- INSTRUCTIONS FOR THE TASK -
Looking through the entries, count each line where the string "DUSUN" occurs, and write only the total.

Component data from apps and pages
*-*-*

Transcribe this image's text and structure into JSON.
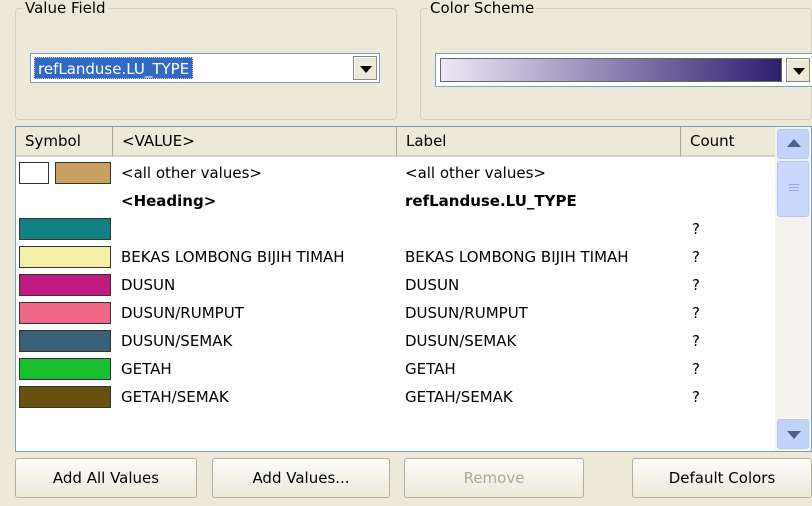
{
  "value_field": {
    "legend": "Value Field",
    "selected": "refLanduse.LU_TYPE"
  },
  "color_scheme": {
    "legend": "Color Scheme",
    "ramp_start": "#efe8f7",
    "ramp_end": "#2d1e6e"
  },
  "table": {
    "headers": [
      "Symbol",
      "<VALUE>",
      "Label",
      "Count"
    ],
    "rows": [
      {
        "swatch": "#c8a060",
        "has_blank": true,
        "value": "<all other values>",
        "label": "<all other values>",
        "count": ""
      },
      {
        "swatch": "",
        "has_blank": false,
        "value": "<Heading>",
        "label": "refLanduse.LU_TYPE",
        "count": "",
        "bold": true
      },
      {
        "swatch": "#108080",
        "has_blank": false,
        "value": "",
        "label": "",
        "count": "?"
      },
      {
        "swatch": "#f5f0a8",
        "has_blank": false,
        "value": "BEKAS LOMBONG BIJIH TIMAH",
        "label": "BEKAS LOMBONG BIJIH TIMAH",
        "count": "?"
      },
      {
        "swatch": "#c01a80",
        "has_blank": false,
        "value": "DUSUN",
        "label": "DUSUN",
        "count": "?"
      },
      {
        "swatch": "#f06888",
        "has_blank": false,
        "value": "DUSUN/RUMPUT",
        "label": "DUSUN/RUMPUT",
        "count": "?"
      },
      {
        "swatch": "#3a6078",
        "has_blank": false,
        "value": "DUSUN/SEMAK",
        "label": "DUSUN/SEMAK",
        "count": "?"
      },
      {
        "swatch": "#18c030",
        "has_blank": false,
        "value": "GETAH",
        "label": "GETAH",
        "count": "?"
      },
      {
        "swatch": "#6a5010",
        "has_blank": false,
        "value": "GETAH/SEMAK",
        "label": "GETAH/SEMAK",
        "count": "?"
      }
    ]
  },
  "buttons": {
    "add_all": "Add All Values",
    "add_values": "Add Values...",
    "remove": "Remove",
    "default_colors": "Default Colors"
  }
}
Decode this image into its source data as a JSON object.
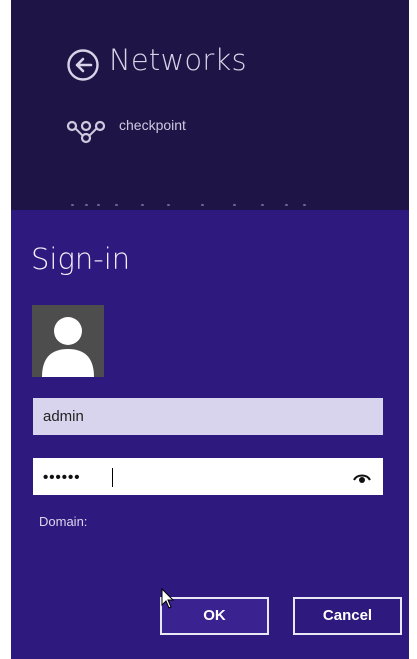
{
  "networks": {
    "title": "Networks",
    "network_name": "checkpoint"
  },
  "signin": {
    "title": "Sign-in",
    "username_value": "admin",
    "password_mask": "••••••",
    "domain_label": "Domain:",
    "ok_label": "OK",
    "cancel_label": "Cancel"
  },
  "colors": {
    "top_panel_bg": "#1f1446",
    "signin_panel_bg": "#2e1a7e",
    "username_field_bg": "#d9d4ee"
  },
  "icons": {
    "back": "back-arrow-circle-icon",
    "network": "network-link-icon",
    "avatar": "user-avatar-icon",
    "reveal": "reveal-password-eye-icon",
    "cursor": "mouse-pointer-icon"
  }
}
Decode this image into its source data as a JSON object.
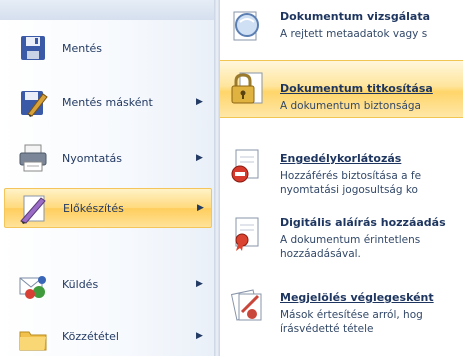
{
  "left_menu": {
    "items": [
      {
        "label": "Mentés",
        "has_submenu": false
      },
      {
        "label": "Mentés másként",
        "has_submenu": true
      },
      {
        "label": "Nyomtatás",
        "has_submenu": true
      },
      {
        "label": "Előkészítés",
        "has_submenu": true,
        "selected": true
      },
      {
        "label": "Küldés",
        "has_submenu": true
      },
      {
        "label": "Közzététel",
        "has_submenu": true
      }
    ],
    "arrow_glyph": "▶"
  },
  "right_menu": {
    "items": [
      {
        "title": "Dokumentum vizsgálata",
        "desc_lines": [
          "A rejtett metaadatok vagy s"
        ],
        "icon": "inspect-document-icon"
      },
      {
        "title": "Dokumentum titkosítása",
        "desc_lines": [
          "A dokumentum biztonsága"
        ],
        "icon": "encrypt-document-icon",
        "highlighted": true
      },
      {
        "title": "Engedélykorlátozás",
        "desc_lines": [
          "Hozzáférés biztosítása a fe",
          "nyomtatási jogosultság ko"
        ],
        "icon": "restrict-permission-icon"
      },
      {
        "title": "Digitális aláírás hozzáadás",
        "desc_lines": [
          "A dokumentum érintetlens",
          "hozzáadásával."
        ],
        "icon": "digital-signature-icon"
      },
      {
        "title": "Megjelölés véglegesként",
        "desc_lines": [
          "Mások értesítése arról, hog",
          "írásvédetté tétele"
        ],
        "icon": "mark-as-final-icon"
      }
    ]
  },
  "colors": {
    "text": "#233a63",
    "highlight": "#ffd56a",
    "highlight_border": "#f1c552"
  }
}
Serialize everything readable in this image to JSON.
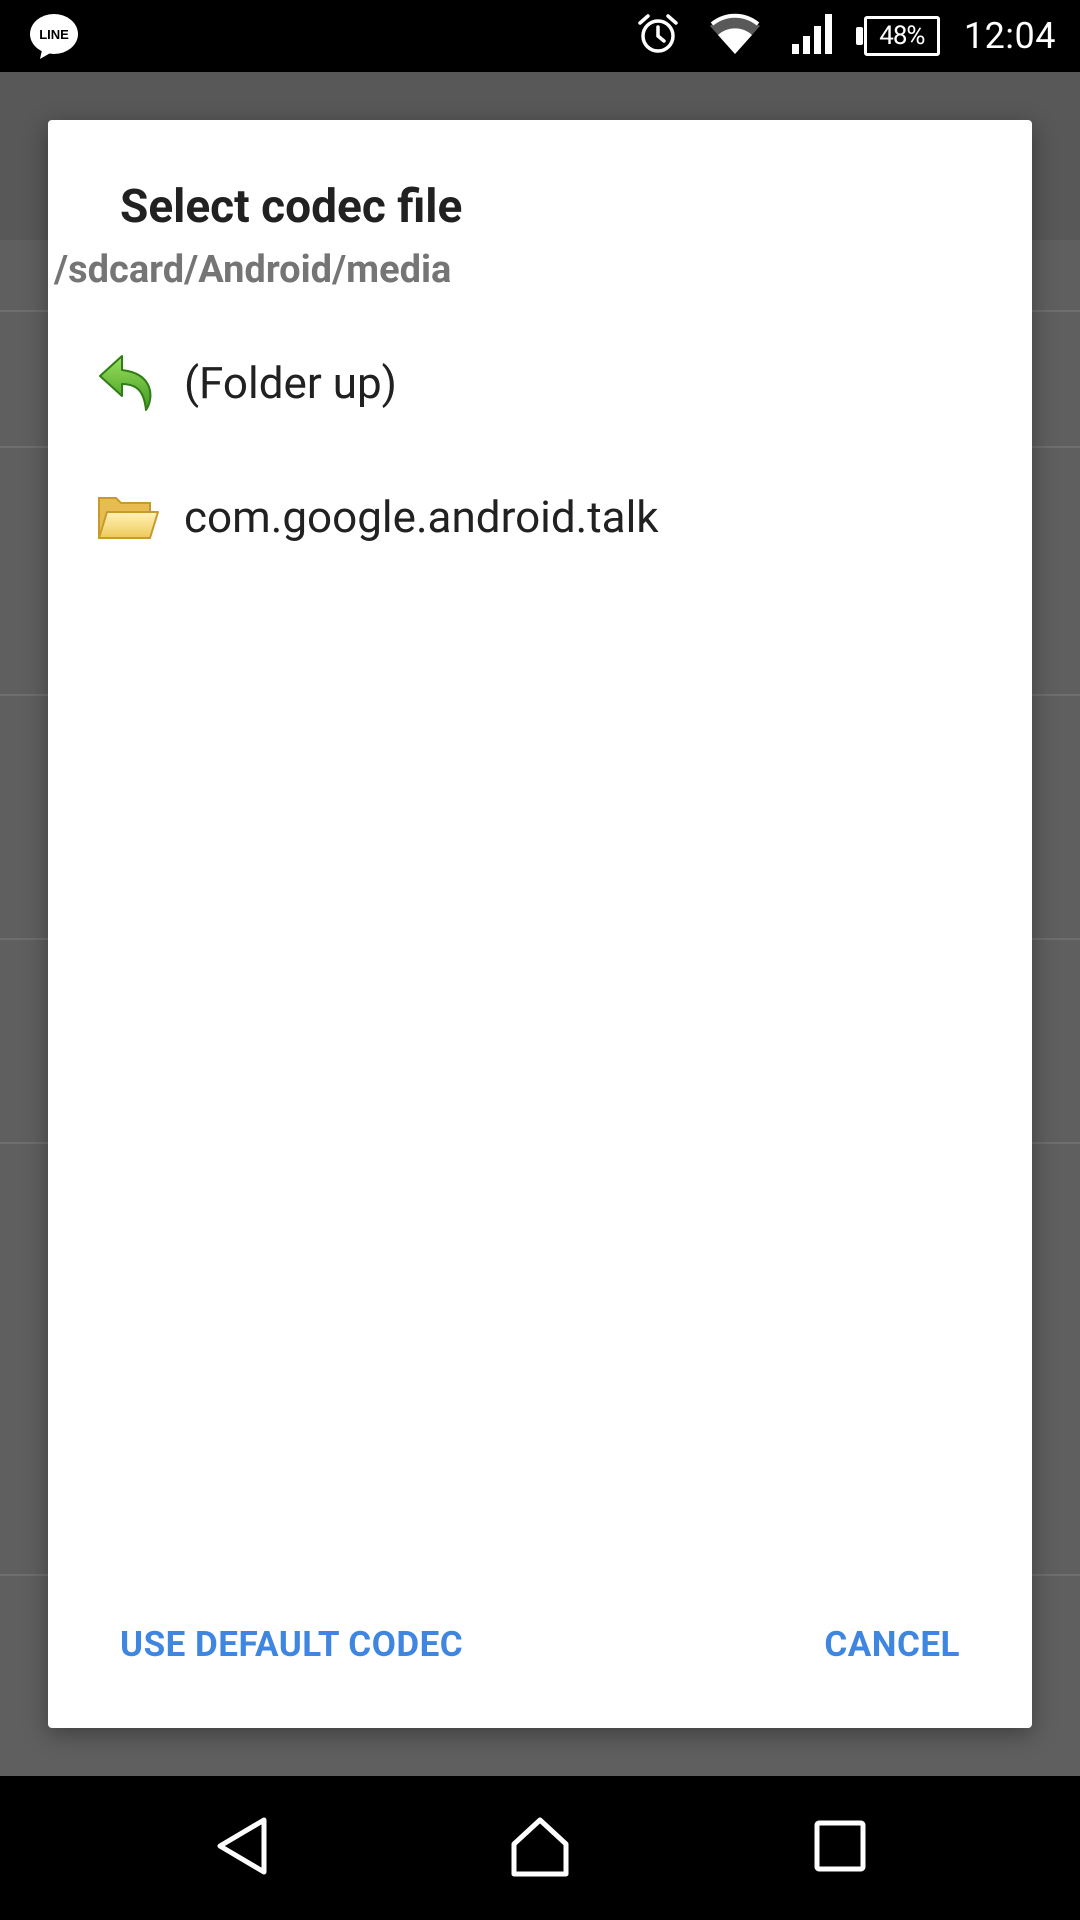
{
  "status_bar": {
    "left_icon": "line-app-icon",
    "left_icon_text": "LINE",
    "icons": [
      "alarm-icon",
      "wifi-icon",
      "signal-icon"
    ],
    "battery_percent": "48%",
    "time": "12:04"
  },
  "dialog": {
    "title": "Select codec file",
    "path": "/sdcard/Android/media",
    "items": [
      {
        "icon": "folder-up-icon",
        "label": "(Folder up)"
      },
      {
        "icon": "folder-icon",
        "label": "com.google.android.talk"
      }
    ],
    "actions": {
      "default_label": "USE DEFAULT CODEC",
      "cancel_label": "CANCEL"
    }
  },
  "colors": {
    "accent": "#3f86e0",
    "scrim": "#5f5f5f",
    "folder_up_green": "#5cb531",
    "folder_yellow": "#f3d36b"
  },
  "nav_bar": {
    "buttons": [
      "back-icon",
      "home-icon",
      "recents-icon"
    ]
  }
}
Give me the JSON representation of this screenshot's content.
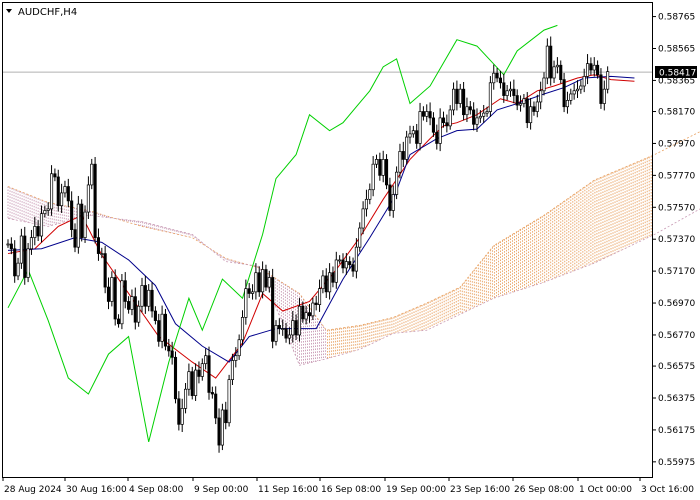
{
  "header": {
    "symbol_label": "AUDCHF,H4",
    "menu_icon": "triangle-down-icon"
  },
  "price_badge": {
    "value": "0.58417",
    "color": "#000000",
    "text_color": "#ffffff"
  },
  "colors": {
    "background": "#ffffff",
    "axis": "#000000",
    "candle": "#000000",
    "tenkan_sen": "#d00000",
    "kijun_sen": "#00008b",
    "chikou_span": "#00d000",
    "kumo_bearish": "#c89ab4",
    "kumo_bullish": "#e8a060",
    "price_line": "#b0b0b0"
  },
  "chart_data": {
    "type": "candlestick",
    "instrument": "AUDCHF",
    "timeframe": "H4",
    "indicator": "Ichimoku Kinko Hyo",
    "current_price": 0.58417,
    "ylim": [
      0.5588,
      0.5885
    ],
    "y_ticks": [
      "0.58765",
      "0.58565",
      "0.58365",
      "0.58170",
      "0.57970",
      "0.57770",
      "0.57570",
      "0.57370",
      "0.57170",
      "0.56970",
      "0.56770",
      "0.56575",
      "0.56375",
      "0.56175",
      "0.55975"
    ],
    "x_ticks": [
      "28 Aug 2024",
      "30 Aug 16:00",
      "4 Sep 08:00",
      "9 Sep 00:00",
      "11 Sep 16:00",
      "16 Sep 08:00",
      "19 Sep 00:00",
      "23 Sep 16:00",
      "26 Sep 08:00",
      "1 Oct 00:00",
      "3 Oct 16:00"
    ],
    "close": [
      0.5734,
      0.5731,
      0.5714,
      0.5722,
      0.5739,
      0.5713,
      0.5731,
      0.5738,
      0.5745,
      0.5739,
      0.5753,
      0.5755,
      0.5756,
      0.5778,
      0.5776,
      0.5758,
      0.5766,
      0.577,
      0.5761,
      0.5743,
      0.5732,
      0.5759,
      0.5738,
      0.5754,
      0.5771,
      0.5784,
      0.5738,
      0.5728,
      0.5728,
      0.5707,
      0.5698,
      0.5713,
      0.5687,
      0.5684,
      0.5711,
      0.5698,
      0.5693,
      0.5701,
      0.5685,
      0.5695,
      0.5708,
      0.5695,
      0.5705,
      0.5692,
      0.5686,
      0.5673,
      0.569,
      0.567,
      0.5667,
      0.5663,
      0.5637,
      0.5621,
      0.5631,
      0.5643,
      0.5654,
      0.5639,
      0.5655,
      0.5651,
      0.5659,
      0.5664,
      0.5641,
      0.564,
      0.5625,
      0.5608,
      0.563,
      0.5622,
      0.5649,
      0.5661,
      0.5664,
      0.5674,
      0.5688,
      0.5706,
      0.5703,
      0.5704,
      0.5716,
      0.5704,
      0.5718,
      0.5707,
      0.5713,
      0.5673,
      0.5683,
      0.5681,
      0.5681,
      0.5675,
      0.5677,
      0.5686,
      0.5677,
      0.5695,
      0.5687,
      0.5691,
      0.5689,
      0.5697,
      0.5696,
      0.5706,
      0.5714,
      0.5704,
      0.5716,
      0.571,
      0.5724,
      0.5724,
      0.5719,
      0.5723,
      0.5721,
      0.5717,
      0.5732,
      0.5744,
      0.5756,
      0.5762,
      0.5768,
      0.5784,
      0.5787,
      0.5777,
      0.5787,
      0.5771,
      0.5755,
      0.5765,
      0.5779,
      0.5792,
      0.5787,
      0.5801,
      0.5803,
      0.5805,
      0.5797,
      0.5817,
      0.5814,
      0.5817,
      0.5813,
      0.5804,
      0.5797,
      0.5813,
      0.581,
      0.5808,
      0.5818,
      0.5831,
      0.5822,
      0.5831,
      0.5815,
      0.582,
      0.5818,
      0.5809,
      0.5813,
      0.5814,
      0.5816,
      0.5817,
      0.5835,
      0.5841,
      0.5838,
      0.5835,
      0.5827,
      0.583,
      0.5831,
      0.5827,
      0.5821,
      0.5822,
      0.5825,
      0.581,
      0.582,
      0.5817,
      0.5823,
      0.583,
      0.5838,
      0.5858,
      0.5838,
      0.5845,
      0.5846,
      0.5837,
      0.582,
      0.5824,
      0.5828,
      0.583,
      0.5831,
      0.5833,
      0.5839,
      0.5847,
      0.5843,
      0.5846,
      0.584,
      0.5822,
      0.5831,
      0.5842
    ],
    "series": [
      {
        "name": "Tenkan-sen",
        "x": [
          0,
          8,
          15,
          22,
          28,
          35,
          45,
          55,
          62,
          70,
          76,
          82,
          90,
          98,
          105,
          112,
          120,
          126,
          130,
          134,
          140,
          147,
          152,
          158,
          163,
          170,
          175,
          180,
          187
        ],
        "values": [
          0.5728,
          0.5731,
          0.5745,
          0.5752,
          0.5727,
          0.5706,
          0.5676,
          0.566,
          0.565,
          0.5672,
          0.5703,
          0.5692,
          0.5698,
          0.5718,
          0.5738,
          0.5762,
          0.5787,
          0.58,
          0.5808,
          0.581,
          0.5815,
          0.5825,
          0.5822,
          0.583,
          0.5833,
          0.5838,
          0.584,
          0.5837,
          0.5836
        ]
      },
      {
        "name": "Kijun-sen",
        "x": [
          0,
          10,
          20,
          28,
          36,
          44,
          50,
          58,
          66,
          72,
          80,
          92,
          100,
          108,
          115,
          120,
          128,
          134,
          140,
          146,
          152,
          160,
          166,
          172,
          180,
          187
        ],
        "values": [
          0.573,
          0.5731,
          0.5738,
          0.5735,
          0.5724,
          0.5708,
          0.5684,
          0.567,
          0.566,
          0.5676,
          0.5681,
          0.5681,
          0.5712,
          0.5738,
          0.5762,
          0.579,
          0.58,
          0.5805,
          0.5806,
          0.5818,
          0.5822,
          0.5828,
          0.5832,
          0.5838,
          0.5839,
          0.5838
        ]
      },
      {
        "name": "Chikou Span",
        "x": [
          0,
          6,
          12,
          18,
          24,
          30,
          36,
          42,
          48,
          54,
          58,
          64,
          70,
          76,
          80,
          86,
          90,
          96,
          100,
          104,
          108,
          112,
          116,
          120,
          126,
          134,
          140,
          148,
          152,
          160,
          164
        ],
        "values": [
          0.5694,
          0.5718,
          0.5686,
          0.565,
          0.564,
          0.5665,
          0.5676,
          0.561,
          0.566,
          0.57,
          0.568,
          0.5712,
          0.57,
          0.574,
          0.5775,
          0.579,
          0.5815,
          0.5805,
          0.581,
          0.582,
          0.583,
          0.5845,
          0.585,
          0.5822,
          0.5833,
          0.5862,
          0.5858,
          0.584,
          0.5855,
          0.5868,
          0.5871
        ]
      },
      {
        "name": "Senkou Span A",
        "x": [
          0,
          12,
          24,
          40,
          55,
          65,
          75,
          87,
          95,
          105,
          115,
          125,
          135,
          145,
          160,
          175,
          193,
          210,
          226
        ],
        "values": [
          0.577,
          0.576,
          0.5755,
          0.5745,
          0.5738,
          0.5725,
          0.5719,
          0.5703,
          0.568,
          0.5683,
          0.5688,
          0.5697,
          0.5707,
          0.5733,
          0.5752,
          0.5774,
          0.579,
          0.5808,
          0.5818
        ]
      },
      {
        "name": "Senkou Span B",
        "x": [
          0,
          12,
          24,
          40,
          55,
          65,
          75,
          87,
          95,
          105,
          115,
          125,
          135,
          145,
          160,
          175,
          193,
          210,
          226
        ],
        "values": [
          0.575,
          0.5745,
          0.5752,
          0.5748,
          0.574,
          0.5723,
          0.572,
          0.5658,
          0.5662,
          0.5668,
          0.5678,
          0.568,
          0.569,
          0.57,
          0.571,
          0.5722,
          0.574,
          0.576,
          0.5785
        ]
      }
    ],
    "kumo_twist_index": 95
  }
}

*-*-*

- EXPECTED ANSWER -
6